=== Aim of the task ===
Each line of the records that holds "meals" should be shown in full.

==== Supplied data ====

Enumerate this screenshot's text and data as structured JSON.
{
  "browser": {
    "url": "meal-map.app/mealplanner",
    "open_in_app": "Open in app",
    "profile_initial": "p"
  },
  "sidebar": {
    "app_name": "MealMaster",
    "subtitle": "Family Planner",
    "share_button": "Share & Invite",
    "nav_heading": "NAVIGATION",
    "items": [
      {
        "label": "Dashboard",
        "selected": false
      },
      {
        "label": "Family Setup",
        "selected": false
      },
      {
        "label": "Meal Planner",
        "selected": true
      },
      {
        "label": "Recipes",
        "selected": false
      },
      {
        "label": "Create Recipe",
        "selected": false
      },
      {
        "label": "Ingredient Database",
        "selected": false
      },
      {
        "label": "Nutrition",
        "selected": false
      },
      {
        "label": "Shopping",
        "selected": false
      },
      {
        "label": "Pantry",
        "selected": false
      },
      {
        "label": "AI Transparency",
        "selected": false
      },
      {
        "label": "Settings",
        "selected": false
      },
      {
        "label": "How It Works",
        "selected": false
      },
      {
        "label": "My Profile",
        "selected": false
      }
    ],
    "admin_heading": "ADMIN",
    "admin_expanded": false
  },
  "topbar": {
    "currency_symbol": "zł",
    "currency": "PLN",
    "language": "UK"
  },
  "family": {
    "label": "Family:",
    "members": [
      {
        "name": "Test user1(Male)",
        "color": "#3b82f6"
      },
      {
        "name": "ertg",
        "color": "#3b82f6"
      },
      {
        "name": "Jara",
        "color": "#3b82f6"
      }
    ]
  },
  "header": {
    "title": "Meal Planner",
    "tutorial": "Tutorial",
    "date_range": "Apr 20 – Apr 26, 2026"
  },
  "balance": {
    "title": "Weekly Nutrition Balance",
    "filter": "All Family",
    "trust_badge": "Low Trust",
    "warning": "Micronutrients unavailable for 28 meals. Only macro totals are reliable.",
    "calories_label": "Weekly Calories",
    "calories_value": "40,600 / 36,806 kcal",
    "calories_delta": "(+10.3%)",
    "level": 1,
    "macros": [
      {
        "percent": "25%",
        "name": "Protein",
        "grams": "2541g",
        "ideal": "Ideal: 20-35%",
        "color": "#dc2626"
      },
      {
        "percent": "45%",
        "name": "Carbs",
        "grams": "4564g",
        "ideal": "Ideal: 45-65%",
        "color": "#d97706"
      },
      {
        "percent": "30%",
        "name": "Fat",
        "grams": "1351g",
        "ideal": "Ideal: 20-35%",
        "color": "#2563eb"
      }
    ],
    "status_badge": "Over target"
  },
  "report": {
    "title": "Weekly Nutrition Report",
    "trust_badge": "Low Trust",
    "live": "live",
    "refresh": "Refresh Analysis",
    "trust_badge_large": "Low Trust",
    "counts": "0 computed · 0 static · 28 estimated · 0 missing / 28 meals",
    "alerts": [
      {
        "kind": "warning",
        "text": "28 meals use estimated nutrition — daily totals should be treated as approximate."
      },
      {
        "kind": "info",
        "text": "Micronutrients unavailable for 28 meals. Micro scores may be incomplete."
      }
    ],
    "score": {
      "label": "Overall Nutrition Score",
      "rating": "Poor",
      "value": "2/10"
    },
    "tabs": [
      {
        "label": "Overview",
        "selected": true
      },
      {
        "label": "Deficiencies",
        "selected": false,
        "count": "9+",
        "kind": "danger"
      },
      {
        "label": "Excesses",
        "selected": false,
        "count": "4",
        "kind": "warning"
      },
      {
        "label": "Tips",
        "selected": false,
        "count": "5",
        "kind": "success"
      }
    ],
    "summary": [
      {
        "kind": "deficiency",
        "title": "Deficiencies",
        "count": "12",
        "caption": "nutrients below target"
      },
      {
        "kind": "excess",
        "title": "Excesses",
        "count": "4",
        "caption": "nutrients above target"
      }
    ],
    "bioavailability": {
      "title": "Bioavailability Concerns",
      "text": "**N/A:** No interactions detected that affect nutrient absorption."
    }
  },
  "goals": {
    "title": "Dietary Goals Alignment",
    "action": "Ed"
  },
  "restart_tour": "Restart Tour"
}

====

=== Output of the exercise ===
    "warning": "Micronutrients unavailable for 28 meals. Only macro totals are reliable.",
    "counts": "0 computed · 0 static · 28 estimated · 0 missing / 28 meals",
        "text": "28 meals use estimated nutrition — daily totals should be treated as approximate."
        "text": "Micronutrients unavailable for 28 meals. Micro scores may be incomplete."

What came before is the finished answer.